But the ‘neutrals’ did not play their role to block the way of conspirators, he said, adding that a no-confidence move was allowed to succeed to replace him with ‘looters and plunderers’.
He said that he visited Mardan district to prepare people for Islamabad-march to press the incumbent government to announce a date for the fresh general election, which was ‘the only solution’ to all problems.
“People will decide who has the right to run the country’s affairs,” he said, adding that those sitting in the UK had no right to decide Pakistan’s fate. He said it was a decisive movement for people to decide if they wanted to remain slaves of America or they wanted to free themselves from the US slavery.

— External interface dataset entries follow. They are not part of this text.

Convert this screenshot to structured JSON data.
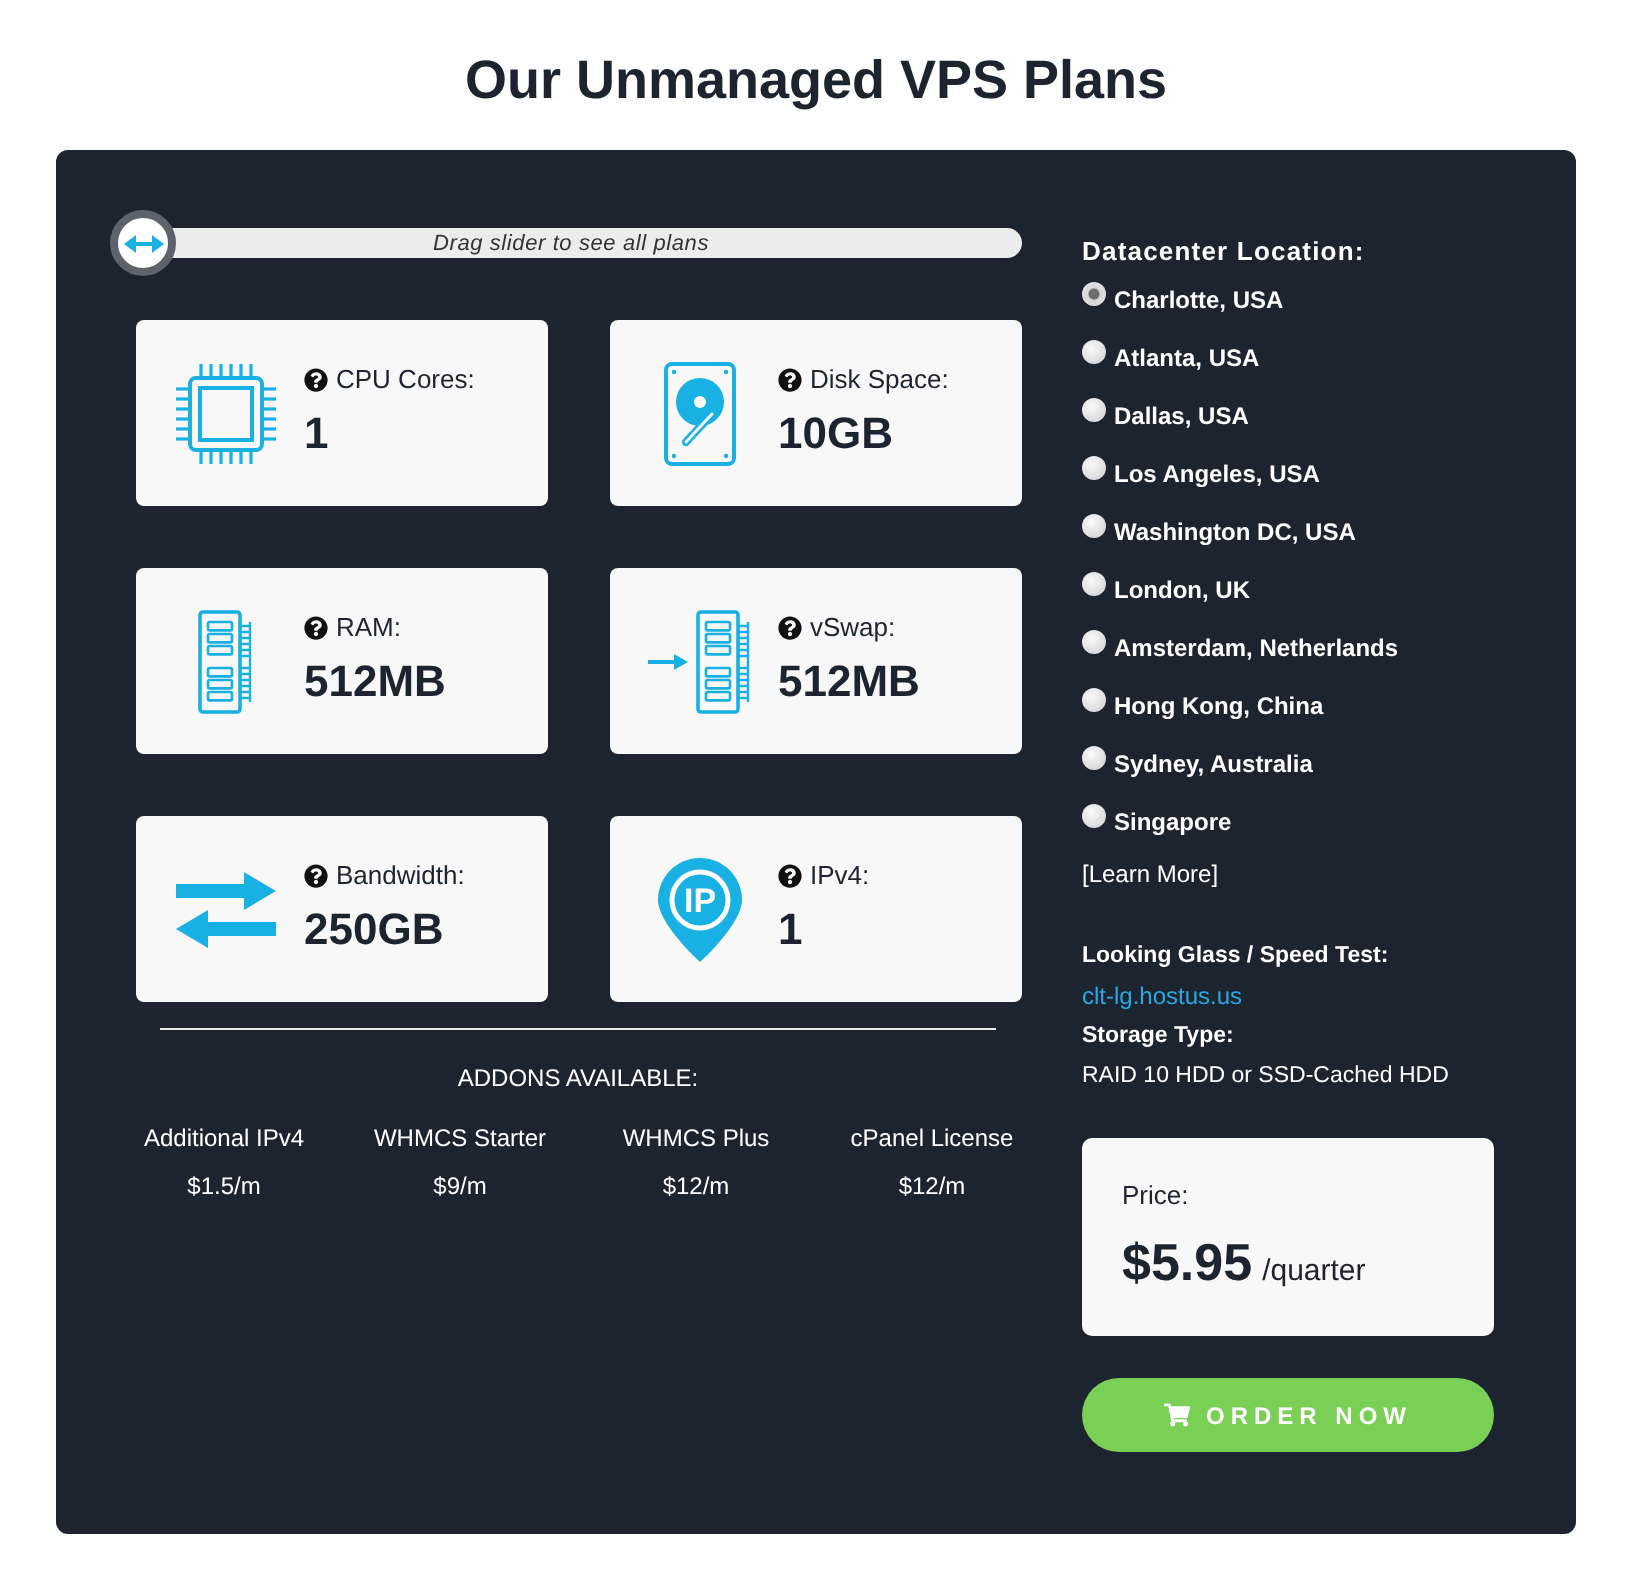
{
  "title": "Our Unmanaged VPS Plans",
  "slider": {
    "hint": "Drag slider to see all plans",
    "level": 0
  },
  "specs": [
    {
      "kind": "cpu",
      "label": "CPU Cores:",
      "value": "1"
    },
    {
      "kind": "disk",
      "label": "Disk Space:",
      "value": "10GB"
    },
    {
      "kind": "ram",
      "label": "RAM:",
      "value": "512MB"
    },
    {
      "kind": "swap",
      "label": "vSwap:",
      "value": "512MB"
    },
    {
      "kind": "bandwidth",
      "label": "Bandwidth:",
      "value": "250GB"
    },
    {
      "kind": "ip",
      "label": "IPv4:",
      "value": "1",
      "icon_text": "IP"
    }
  ],
  "addons": {
    "heading": "ADDONS AVAILABLE:",
    "items": [
      {
        "name": "Additional IPv4",
        "price": "$1.5/m"
      },
      {
        "name": "WHMCS Starter",
        "price": "$9/m"
      },
      {
        "name": "WHMCS Plus",
        "price": "$12/m"
      },
      {
        "name": "cPanel License",
        "price": "$12/m"
      }
    ]
  },
  "datacenter": {
    "heading": "Datacenter Location:",
    "options": [
      {
        "label": "Charlotte, USA",
        "selected": true
      },
      {
        "label": "Atlanta, USA",
        "selected": false
      },
      {
        "label": "Dallas, USA",
        "selected": false
      },
      {
        "label": "Los Angeles, USA",
        "selected": false
      },
      {
        "label": "Washington DC, USA",
        "selected": false
      },
      {
        "label": "London, UK",
        "selected": false
      },
      {
        "label": "Amsterdam, Netherlands",
        "selected": false
      },
      {
        "label": "Hong Kong, China",
        "selected": false
      },
      {
        "label": "Sydney, Australia",
        "selected": false
      },
      {
        "label": "Singapore",
        "selected": false
      }
    ],
    "learn_more": "[Learn More]"
  },
  "looking_glass": {
    "label": "Looking Glass / Speed Test:",
    "link": "clt-lg.hostus.us"
  },
  "storage": {
    "label": "Storage Type:",
    "value": "RAID 10 HDD or SSD-Cached HDD"
  },
  "price": {
    "label": "Price:",
    "amount": "$5.95",
    "period": "/quarter"
  },
  "order_button": "ORDER NOW"
}
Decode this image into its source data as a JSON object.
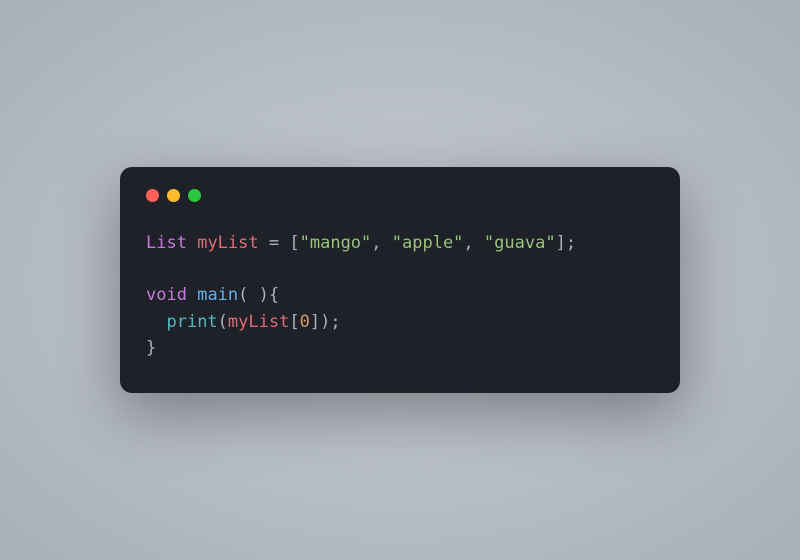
{
  "window": {
    "traffic": {
      "red": "#ff5f56",
      "yellow": "#ffbd2e",
      "green": "#27c93f"
    }
  },
  "code": {
    "line1": {
      "type_kw": "List",
      "sp1": " ",
      "var": "myList",
      "sp2": " ",
      "eq": "=",
      "sp3": " ",
      "lb": "[",
      "s1": "\"mango\"",
      "c1": ", ",
      "s2": "\"apple\"",
      "c2": ", ",
      "s3": "\"guava\"",
      "rb": "]",
      "semi": ";"
    },
    "blank": "",
    "line3": {
      "void_kw": "void",
      "sp1": " ",
      "main": "main",
      "parens": "( )",
      "brace": "{"
    },
    "line4": {
      "indent": "  ",
      "print": "print",
      "lp": "(",
      "var": "myList",
      "lb": "[",
      "idx": "0",
      "rb": "]",
      "rp": ")",
      "semi": ";"
    },
    "line5": {
      "brace": "}"
    }
  },
  "colors": {
    "bg": "#1e2127",
    "keyword": "#c678dd",
    "identifier": "#e06c75",
    "string": "#98c379",
    "function": "#61afef",
    "call": "#56b6c2",
    "number": "#d19a66",
    "punct": "#abb2bf"
  }
}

Earlier during his talk with media persons, the PTI chairman said he had enjoyed good relations with the ‘establishment’ during his over three years of rule, but differences surfaced on the issue of removal of the former CM and former director general of the Inter-Services Intelligence.
Mr Khan said his government had no say in the judiciary and the National Accountability Bureau, but “those who had an influence on these institutions” could get sentenced eight to 10 people to strengthen the country’s accountability system.
He questioned why the removal of ex-CM was imperative when no one was paying any heed to what he called ‘unprecedented mismanagement and corruption’ in Sindh. He claimed he had no intention to appoint former DG ISI (Lt Gen Faiz Hameed) as the new army chief. “I swear to Allah Almighty that I had not even thought about appointing former DG ISI as army chief,” he added.
“In early days of my government, some 30 MPAs (of opposition benches) in Punjab wanted to make a forward bloc and join us after which politics of N league (Pakistan Muslim League-Nawaz) could finish, but these MPAs received calls from powerful quarters that they should stay where they were,” he added.
Tweets about ‘neutrals’
Earlier in the day, Mr Khan said he had already warned the ‘neutrals’ that if a ‘conspiracy’ against his government succeeded, the country would face an unprecedented economic crisis.
“Market awaiting policy and action, which imported government has failed to provide. Shaukat Tareen and I had warned the “neutrals” that if conspiracy succeeded, our fragile economic recovery would go into a tailspin. That is what has now happened,” tweeted the ex-premier, terming the PML-N-led coalition government an ‘imported government’.
“Rupee at an all-time low of Rs193 against the dollar (from Rs178 on March 8); interest rates at 15 per cent highest since 1998; stock market down 3,000 points or 6.4 per cent; stock market lost Rs604 billion capitalisation; inflation 13.4 per cent highest since Jan 2020 which reflects lowest ever confidence in imported government,” he tweeted.
Published in Dawn, May 14th, 2022